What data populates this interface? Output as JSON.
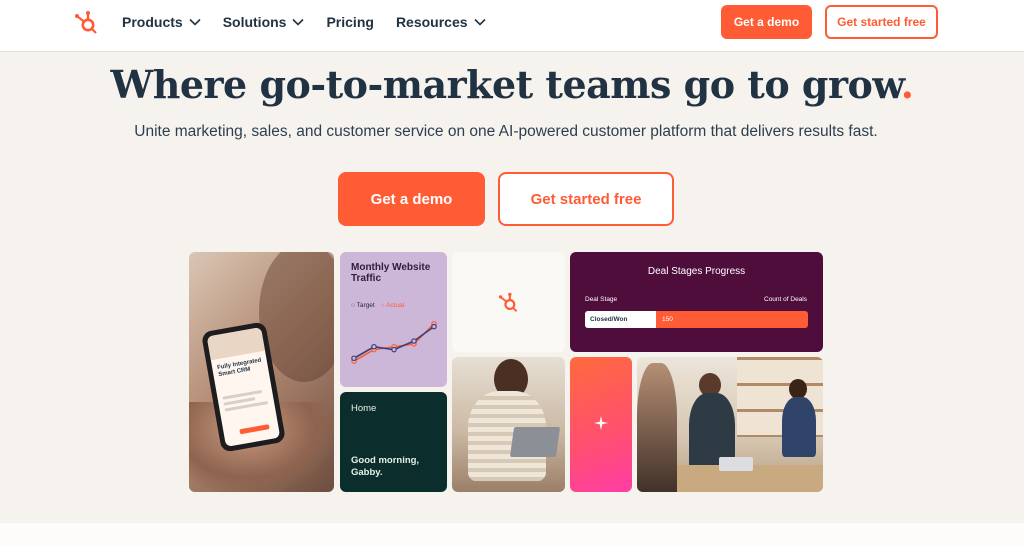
{
  "header": {
    "nav": [
      {
        "label": "Products",
        "has_chevron": true
      },
      {
        "label": "Solutions",
        "has_chevron": true
      },
      {
        "label": "Pricing",
        "has_chevron": false
      },
      {
        "label": "Resources",
        "has_chevron": true
      }
    ],
    "demo_label": "Get a demo",
    "free_label": "Get started free"
  },
  "hero": {
    "title": "Where go-to-market teams go to grow",
    "title_dot": ".",
    "subtitle": "Unite marketing, sales, and customer service on one AI-powered customer platform that delivers results fast.",
    "demo_label": "Get a demo",
    "free_label": "Get started free"
  },
  "tiles": {
    "phone_text": "Fully Integrated Smart CRM",
    "traffic": {
      "title": "Monthly Website Traffic",
      "legend_target": "Target",
      "legend_actual": "Actual",
      "target": [
        1,
        3,
        2.5,
        4,
        6.5
      ],
      "actual": [
        0.5,
        2.5,
        3,
        3.5,
        7
      ]
    },
    "deal": {
      "title": "Deal Stages Progress",
      "stage_header": "Deal Stage",
      "count_header": "Count of Deals",
      "stage": "Closed/Won",
      "count": "150"
    },
    "home": {
      "label": "Home",
      "greeting": "Good morning, Gabby."
    }
  },
  "colors": {
    "brand": "#ff5c35",
    "ink": "#213343",
    "deal_bg": "#4f0d3c",
    "home_bg": "#0b2e2c"
  }
}
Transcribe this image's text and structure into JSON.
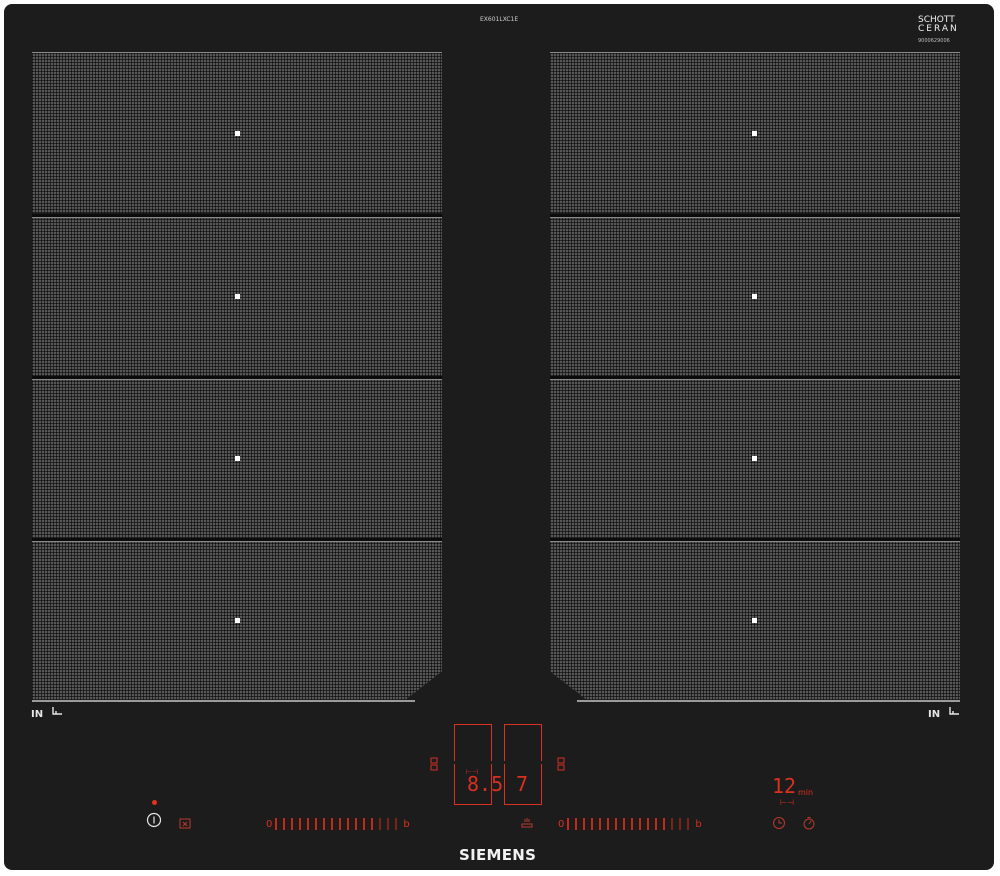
{
  "model_label": "EX601LXC1E",
  "brand_glass": {
    "line1": "SCHOTT",
    "line2": "CERAN",
    "serial": "9000629006"
  },
  "zone_left_label": "IN",
  "zone_right_label": "IN",
  "display_left": {
    "value": "8.5"
  },
  "display_right": {
    "value": "7"
  },
  "timer": {
    "value": "12",
    "unit": "min"
  },
  "slider_left": {
    "start": "0",
    "end": "b"
  },
  "slider_right": {
    "start": "0",
    "end": "b"
  },
  "brand": "SIEMENS",
  "colors": {
    "glass": "#1c1c1c",
    "zone": "#565656",
    "indicator": "#d9301f"
  },
  "icons": [
    "power-icon",
    "child-lock-icon",
    "frying-sensor-icon",
    "timer-icon",
    "stopwatch-icon",
    "flex-zone-icon",
    "induction-icon"
  ]
}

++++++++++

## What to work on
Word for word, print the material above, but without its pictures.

## Solution for this problem
What data populates this interface? Output as JSON.
{
  "header": {
    "nav": [
      {
        "label": "Products",
        "has_chevron": true
      },
      {
        "label": "Solutions",
        "has_chevron": true
      },
      {
        "label": "Pricing",
        "has_chevron": false
      },
      {
        "label": "Resources",
        "has_chevron": true
      }
    ],
    "demo_label": "Get a demo",
    "free_label": "Get started free"
  },
  "hero": {
    "title": "Where go-to-market teams go to grow",
    "title_dot": ".",
    "subtitle": "Unite marketing, sales, and customer service on one AI-powered customer platform that delivers results fast.",
    "demo_label": "Get a demo",
    "free_label": "Get started free"
  },
  "tiles": {
    "phone_text": "Fully Integrated Smart CRM",
    "traffic": {
      "title": "Monthly Website Traffic",
      "legend_target": "Target",
      "legend_actual": "Actual",
      "target": [
        1,
        3,
        2.5,
        4,
        6.5
      ],
      "actual": [
        0.5,
        2.5,
        3,
        3.5,
        7
      ]
    },
    "deal": {
      "title": "Deal Stages Progress",
      "stage_header": "Deal Stage",
      "count_header": "Count of Deals",
      "stage": "Closed/Won",
      "count": "150"
    },
    "home": {
      "label": "Home",
      "greeting": "Good morning, Gabby."
    }
  },
  "colors": {
    "brand": "#ff5c35",
    "ink": "#213343",
    "deal_bg": "#4f0d3c",
    "home_bg": "#0b2e2c"
  }
}
Transcribe this image's text and structure into JSON.
{
  "model_label": "EX601LXC1E",
  "brand_glass": {
    "line1": "SCHOTT",
    "line2": "CERAN",
    "serial": "9000629006"
  },
  "zone_left_label": "IN",
  "zone_right_label": "IN",
  "display_left": {
    "value": "8.5"
  },
  "display_right": {
    "value": "7"
  },
  "timer": {
    "value": "12",
    "unit": "min"
  },
  "slider_left": {
    "start": "0",
    "end": "b"
  },
  "slider_right": {
    "start": "0",
    "end": "b"
  },
  "brand": "SIEMENS",
  "colors": {
    "glass": "#1c1c1c",
    "zone": "#565656",
    "indicator": "#d9301f"
  },
  "icons": [
    "power-icon",
    "child-lock-icon",
    "frying-sensor-icon",
    "timer-icon",
    "stopwatch-icon",
    "flex-zone-icon",
    "induction-icon"
  ]
}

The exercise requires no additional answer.